Each layer 20, 60, 80 of the marine knife block 10 is formed from substantially uniform (i.e. length, width, thickness) polypropylene blanks. A plurality of channels 30 are milled lengthwise along a surface of some of the blanks in a specified array of widths and depths to accommodate various knife blade shapes/sizes. The use of uniform blanks greatly reduces the manufacturing cost, while the layered construction greatly increases the strength of the knife block 10. An alternative method of manufacturing the layers 60, 80 with channels 30 is via injection molding.
Typically, there are no channels milled into the central layer 20 of the block 10, it is left substantially intact with no milling or rounding of its corners, i.e. the central layer 20 has entirely planar opposing faces. Each channel 30 begins at one end of a layer 60, 80 (see
In addition to the stainless steel screws 25, the layers 20, 60, 80 may also be glued together for maximum durability. A superior bond is achieved by first applying a polyolefin surface primer, and then using a cyanoacrylate adhesive bonding agent such as that commercially available from Loctite Corporation. The bonded layers 20, 60, 80 are then secured by stainless steel screws 25 which resist corrosion in the marine environment.

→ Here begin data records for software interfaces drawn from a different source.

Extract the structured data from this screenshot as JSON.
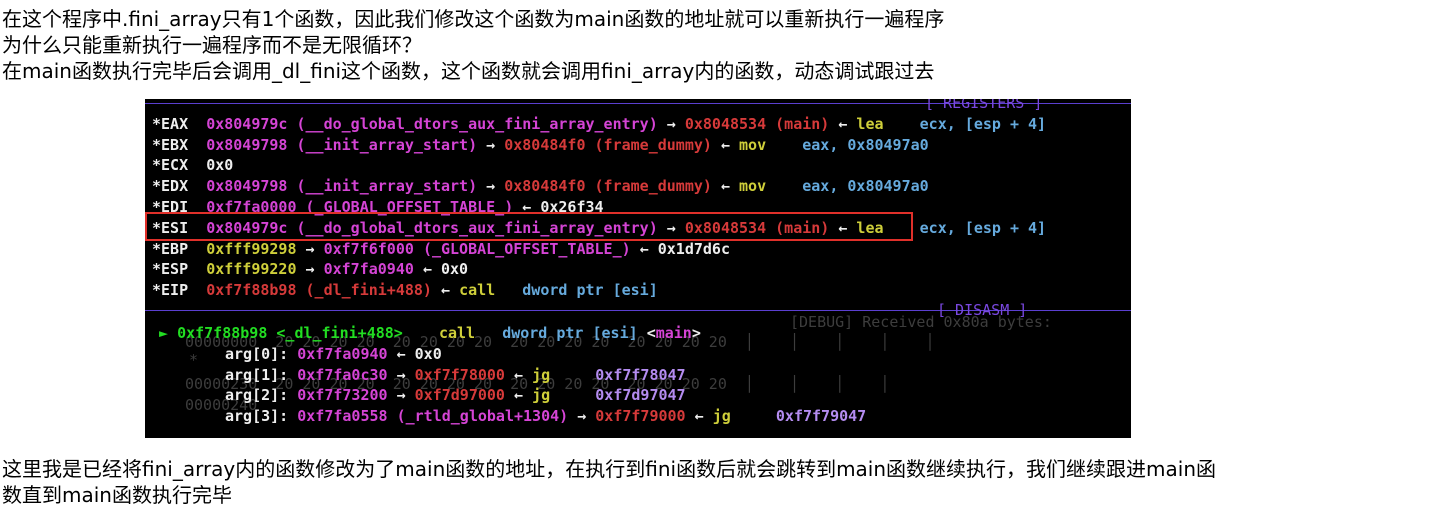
{
  "paragraphs": {
    "top": [
      "在这个程序中.fini_array只有1个函数，因此我们修改这个函数为main函数的地址就可以重新执行一遍程序",
      "为什么只能重新执行一遍程序而不是无限循环？",
      "在main函数执行完毕后会调用_dl_fini这个函数，这个函数就会调用fini_array内的函数，动态调试跟过去"
    ],
    "bottom": [
      "这里我是已经将fini_array内的函数修改为了main函数的地址，在执行到fini函数后就会跳转到main函数继续执行，我们继续跟进main函",
      "数直到main函数执行完毕"
    ]
  },
  "terminal": {
    "registers_header": "[ REGISTERS ]",
    "disasm_header": "[ DISASM ]",
    "registers": [
      {
        "name": "*EAX",
        "addr": "0x804979c",
        "sym": "(__do_global_dtors_aux_fini_array_entry)",
        "arrow1": "→",
        "t1": "0x8048534",
        "t1sym": "(main)",
        "arrow2": "←",
        "op": "lea",
        "args": "    ecx, [esp + 4]"
      },
      {
        "name": "*EBX",
        "addr": "0x8049798",
        "sym": "(__init_array_start)",
        "arrow1": "→",
        "t1": "0x80484f0",
        "t1sym": "(frame_dummy)",
        "arrow2": "←",
        "op": "mov",
        "args": "    eax, 0x80497a0"
      },
      {
        "name": "*ECX",
        "addr": "0x0"
      },
      {
        "name": "*EDX",
        "addr": "0x8049798",
        "sym": "(__init_array_start)",
        "arrow1": "→",
        "t1": "0x80484f0",
        "t1sym": "(frame_dummy)",
        "arrow2": "←",
        "op": "mov",
        "args": "    eax, 0x80497a0"
      },
      {
        "name": "*EDI",
        "addr": "0xf7fa0000",
        "sym": "(_GLOBAL_OFFSET_TABLE_)",
        "arrow2": "←",
        "val": "0x26f34"
      },
      {
        "name": "*ESI",
        "addr": "0x804979c",
        "sym": "(__do_global_dtors_aux_fini_array_entry)",
        "arrow1": "→",
        "t1": "0x8048534",
        "t1sym": "(main)",
        "arrow2": "←",
        "op": "lea",
        "args": "    ecx, [esp + 4]"
      },
      {
        "name": "*EBP",
        "addr": "0xfff99298",
        "arrow1": "→",
        "t1": "0xf7f6f000",
        "t1sym": "(_GLOBAL_OFFSET_TABLE_)",
        "arrow2": "←",
        "val": "0x1d7d6c"
      },
      {
        "name": "*ESP",
        "addr": "0xfff99220",
        "arrow1": "→",
        "t1": "0xf7fa0940",
        "arrow2": "←",
        "val": "0x0"
      },
      {
        "name": "*EIP",
        "addr": "0xf7f88b98",
        "sym": "(_dl_fini+488)",
        "arrow2": "←",
        "op": "call",
        "args": "   dword ptr [esi]"
      }
    ],
    "disasm": {
      "marker": "►",
      "addr": "0xf7f88b98",
      "sym": "<_dl_fini+488>",
      "op": "call",
      "operand": "dword ptr [esi]",
      "target_open": "<",
      "target": "main",
      "target_close": ">"
    },
    "args": [
      {
        "label": "arg[0]:",
        "v1": "0xf7fa0940",
        "arrow": "←",
        "v2": "0x0"
      },
      {
        "label": "arg[1]:",
        "v1": "0xf7fa0c30",
        "arrow": "→",
        "v2": "0xf7f78000",
        "arrow2": "←",
        "op": "jg",
        "v3": "0xf7f78047"
      },
      {
        "label": "arg[2]:",
        "v1": "0xf7f73200",
        "arrow": "→",
        "v2": "0xf7d97000",
        "arrow2": "←",
        "op": "jg",
        "v3": "0xf7d97047"
      },
      {
        "label": "arg[3]:",
        "v1": "0xf7fa0558",
        "sym": "(_rtld_global+1304)",
        "arrow": "→",
        "v2": "0xf7f79000",
        "arrow2": "←",
        "op": "jg",
        "v3": "0xf7f79047"
      }
    ],
    "ghost_debug": "[DEBUG] Received 0x80a bytes:",
    "ghost_hex": "00000000  20 20 20 20  20 20 20 20  20 20 20 20  20 20 20 20  │    │    │    │    │",
    "ghost_star": "*",
    "ghost_line2": "00000230  20 20 20 20  20 20 20 20  20 20 20 20  20 20 20 20  │    │    │    │",
    "ghost_line3": "00000240"
  },
  "colors": {
    "highlight_box": "#e0302a",
    "separator": "#5b3fd0"
  }
}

Having now fully set forth the preferred embodiments and certain modifications of the concept underlying the present invention, various other embodiments as well as certain variations and modifications of the embodiments herein shown and described will obviously occur to those skilled in the art upon becoming familiar with said underlying concept. It is to be understood, therefore, that the invention may be practiced otherwise than as specifically set forth in the appended claims.